(Records from a collection)
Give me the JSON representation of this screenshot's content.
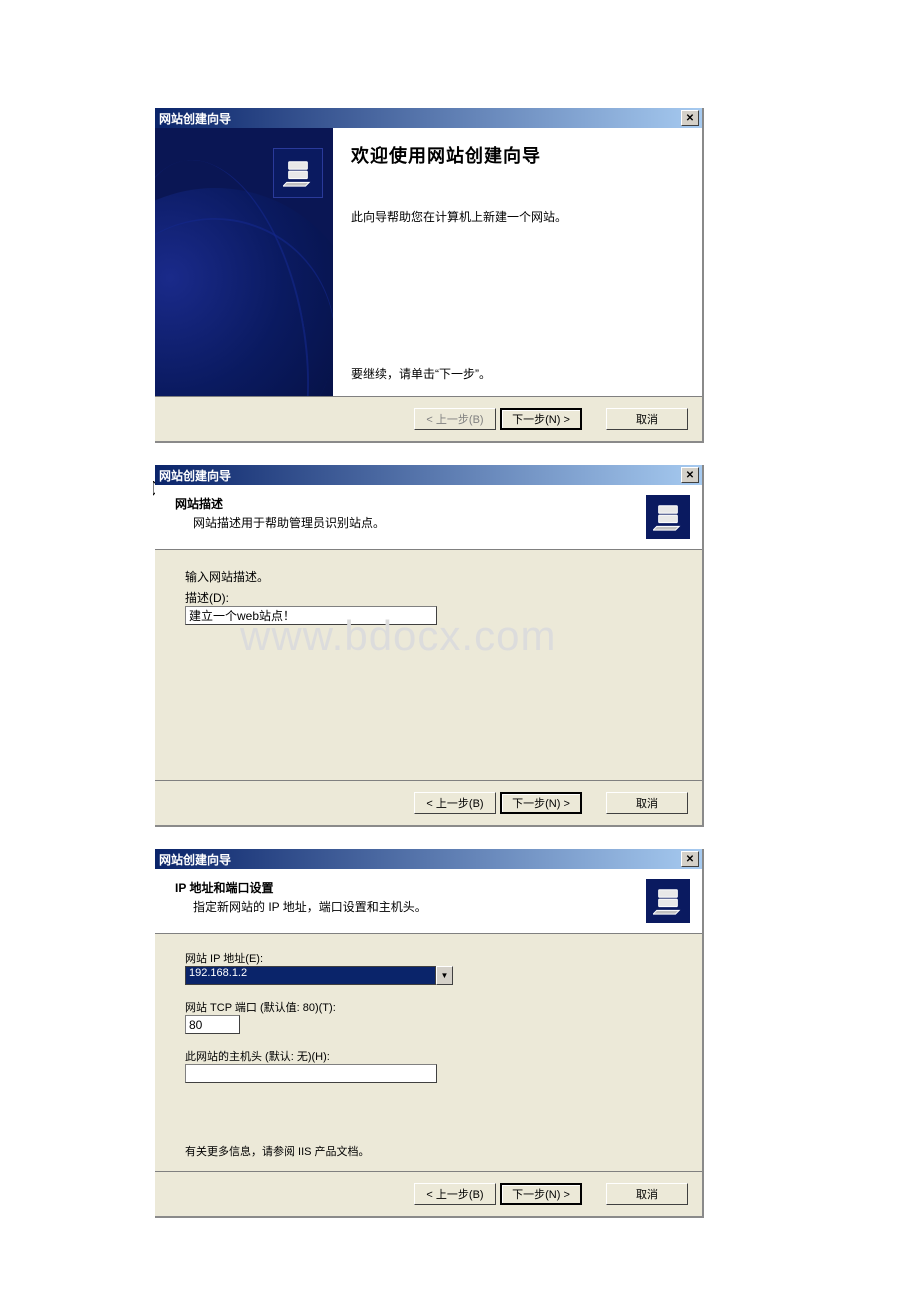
{
  "watermark": "www.bdocx.com",
  "dialog1": {
    "title": "网站创建向导",
    "welcome_title": "欢迎使用网站创建向导",
    "welcome_desc": "此向导帮助您在计算机上新建一个网站。",
    "continue_hint": "要继续，请单击“下一步”。",
    "back": "< 上一步(B)",
    "next": "下一步(N) >",
    "cancel": "取消"
  },
  "dialog2": {
    "title": "网站创建向导",
    "header_title": "网站描述",
    "header_sub": "网站描述用于帮助管理员识别站点。",
    "prompt": "输入网站描述。",
    "field_label": "描述(D):",
    "field_value": "建立一个web站点！",
    "back": "< 上一步(B)",
    "next": "下一步(N) >",
    "cancel": "取消"
  },
  "dialog3": {
    "title": "网站创建向导",
    "header_title": "IP 地址和端口设置",
    "header_sub": "指定新网站的 IP 地址，端口设置和主机头。",
    "ip_label": "网站 IP 地址(E):",
    "ip_value": "192.168.1.2",
    "port_label": "网站 TCP 端口 (默认值: 80)(T):",
    "port_value": "80",
    "host_label": "此网站的主机头 (默认: 无)(H):",
    "host_value": "",
    "info": "有关更多信息，请参阅 IIS 产品文档。",
    "back": "< 上一步(B)",
    "next": "下一步(N) >",
    "cancel": "取消"
  }
}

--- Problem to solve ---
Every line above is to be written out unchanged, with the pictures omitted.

--- Exercise output ---
Give me the JSON representation of this screenshot's content.
{
  "watermark": "www.bdocx.com",
  "dialog1": {
    "title": "网站创建向导",
    "welcome_title": "欢迎使用网站创建向导",
    "welcome_desc": "此向导帮助您在计算机上新建一个网站。",
    "continue_hint": "要继续，请单击“下一步”。",
    "back": "< 上一步(B)",
    "next": "下一步(N) >",
    "cancel": "取消"
  },
  "dialog2": {
    "title": "网站创建向导",
    "header_title": "网站描述",
    "header_sub": "网站描述用于帮助管理员识别站点。",
    "prompt": "输入网站描述。",
    "field_label": "描述(D):",
    "field_value": "建立一个web站点！",
    "back": "< 上一步(B)",
    "next": "下一步(N) >",
    "cancel": "取消"
  },
  "dialog3": {
    "title": "网站创建向导",
    "header_title": "IP 地址和端口设置",
    "header_sub": "指定新网站的 IP 地址，端口设置和主机头。",
    "ip_label": "网站 IP 地址(E):",
    "ip_value": "192.168.1.2",
    "port_label": "网站 TCP 端口 (默认值: 80)(T):",
    "port_value": "80",
    "host_label": "此网站的主机头 (默认: 无)(H):",
    "host_value": "",
    "info": "有关更多信息，请参阅 IIS 产品文档。",
    "back": "< 上一步(B)",
    "next": "下一步(N) >",
    "cancel": "取消"
  }
}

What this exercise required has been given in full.